Entries supplied ::
....

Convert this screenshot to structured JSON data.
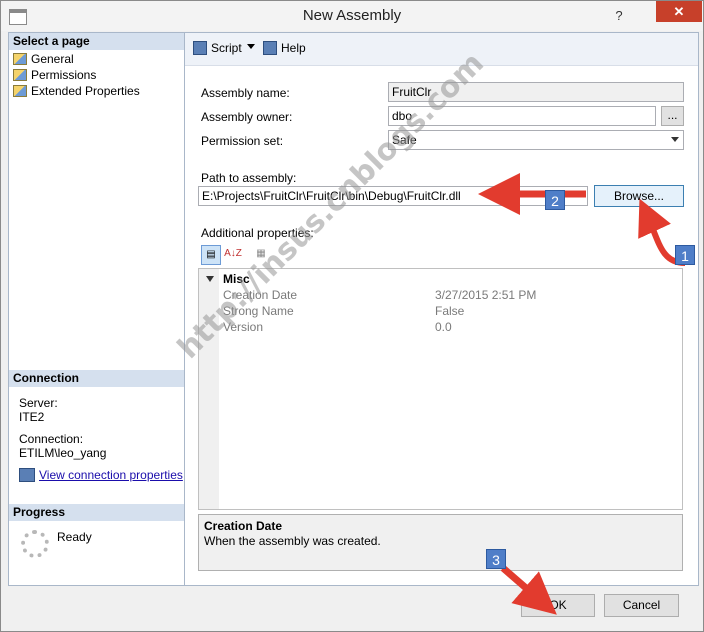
{
  "window": {
    "title": "New Assembly",
    "help_glyph": "?",
    "close_glyph": "✕"
  },
  "sidebar": {
    "select_page_heading": "Select a page",
    "pages": [
      {
        "label": "General",
        "icon": "page-icon"
      },
      {
        "label": "Permissions",
        "icon": "page-icon"
      },
      {
        "label": "Extended Properties",
        "icon": "page-icon"
      }
    ],
    "connection": {
      "heading": "Connection",
      "server_label": "Server:",
      "server_value": "ITE2",
      "connection_label": "Connection:",
      "connection_value": "ETILM\\leo_yang",
      "view_link": "View connection properties"
    },
    "progress": {
      "heading": "Progress",
      "status": "Ready"
    }
  },
  "toolbar": {
    "script_label": "Script",
    "help_label": "Help"
  },
  "form": {
    "assembly_name_label": "Assembly name:",
    "assembly_name_value": "FruitClr",
    "assembly_owner_label": "Assembly owner:",
    "assembly_owner_value": "dbo",
    "ellipsis_label": "...",
    "permission_set_label": "Permission set:",
    "permission_set_value": "Safe",
    "path_label": "Path to assembly:",
    "path_value": "E:\\Projects\\FruitClr\\FruitClr\\bin\\Debug\\FruitClr.dll",
    "browse_label": "Browse...",
    "additional_label": "Additional properties:"
  },
  "properties": {
    "sort_az_glyph": "A↓Z",
    "category": "Misc",
    "rows": [
      {
        "name": "Creation Date",
        "value": "3/27/2015 2:51 PM"
      },
      {
        "name": "Strong Name",
        "value": "False"
      },
      {
        "name": "Version",
        "value": "0.0"
      }
    ]
  },
  "description": {
    "title": "Creation Date",
    "text": "When the assembly was created."
  },
  "buttons": {
    "ok_label": "OK",
    "cancel_label": "Cancel"
  },
  "annotations": {
    "badge1": "1",
    "badge2": "2",
    "badge3": "3"
  },
  "watermark": "http://insus.cnblogs.com",
  "colors": {
    "arrow": "#e23b2e",
    "badge": "#4f7ec8",
    "close": "#c7402a",
    "header": "#d5e0ee"
  }
}
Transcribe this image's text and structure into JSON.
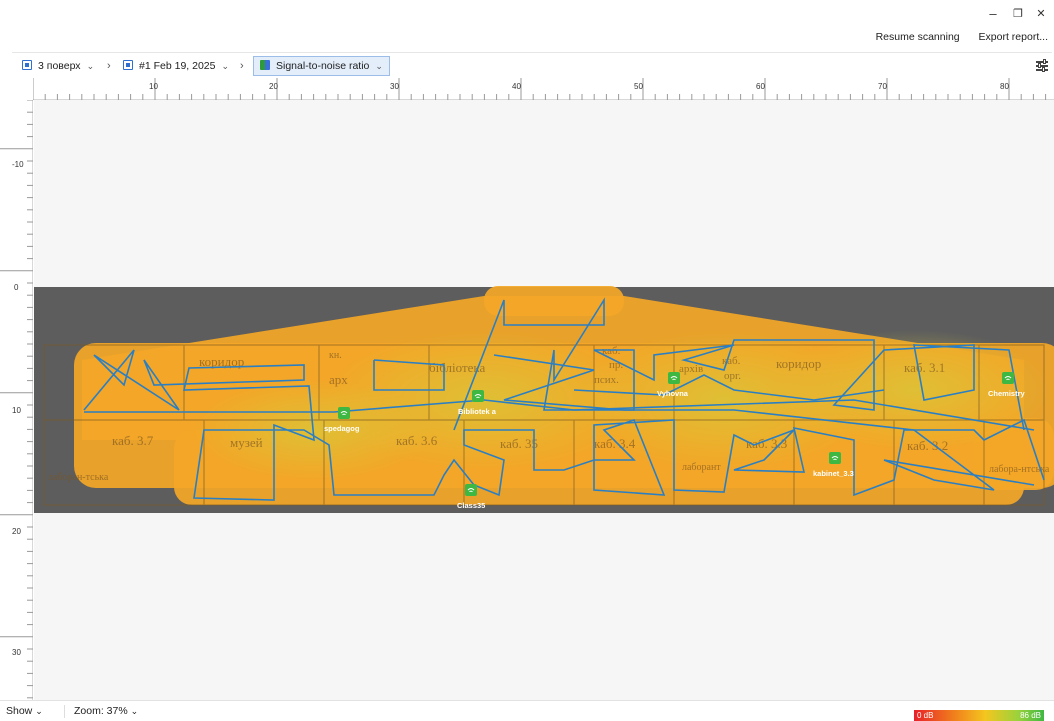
{
  "window": {
    "minimize_glyph": "–",
    "maximize_glyph": "❐",
    "close_glyph": "✕"
  },
  "actions": {
    "resume_scanning": "Resume scanning",
    "export_report": "Export report..."
  },
  "breadcrumb": {
    "floor": "3 поверх",
    "survey": "#1 Feb 19, 2025",
    "visualization": "Signal-to-noise ratio"
  },
  "ruler": {
    "x_ticks": [
      "10",
      "20",
      "30",
      "40",
      "50",
      "60",
      "70",
      "80"
    ],
    "y_ticks": [
      "-10",
      "0",
      "10",
      "20",
      "30"
    ]
  },
  "floorplan": {
    "room_labels": [
      "коридор",
      "кн.",
      "арх",
      "бібліотека",
      "каб.",
      "пр.",
      "псих.",
      "архів",
      "каб.",
      "орг.",
      "коридор",
      "каб. 3.1",
      "каб. 3.7",
      "музей",
      "каб. 3.6",
      "каб. 35",
      "каб. 3.4",
      "лаборант",
      "каб. 3.3",
      "каб. 3.2",
      "лабора-нтська",
      "лаборан-тська"
    ],
    "access_points": [
      {
        "name": "Bibliotek a"
      },
      {
        "name": "spedagog"
      },
      {
        "name": "Vyhovna"
      },
      {
        "name": "Chemistry"
      },
      {
        "name": "Class35"
      },
      {
        "name": "kabinet_3.3"
      }
    ]
  },
  "status": {
    "show": "Show",
    "zoom": "Zoom: 37%"
  },
  "legend": {
    "min": "0 dB",
    "max": "86 dB"
  },
  "colors": {
    "heat_orange": "#f5a623",
    "heat_yellow": "#e6b92e",
    "path_blue": "#2a7fc4",
    "ap_green": "#3fb843",
    "accent_blue": "#2f6fd0"
  }
}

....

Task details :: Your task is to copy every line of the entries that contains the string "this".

Your response ::
Convert this screenshot to structured JSON data.
Transcribe this image's text and structure into JSON.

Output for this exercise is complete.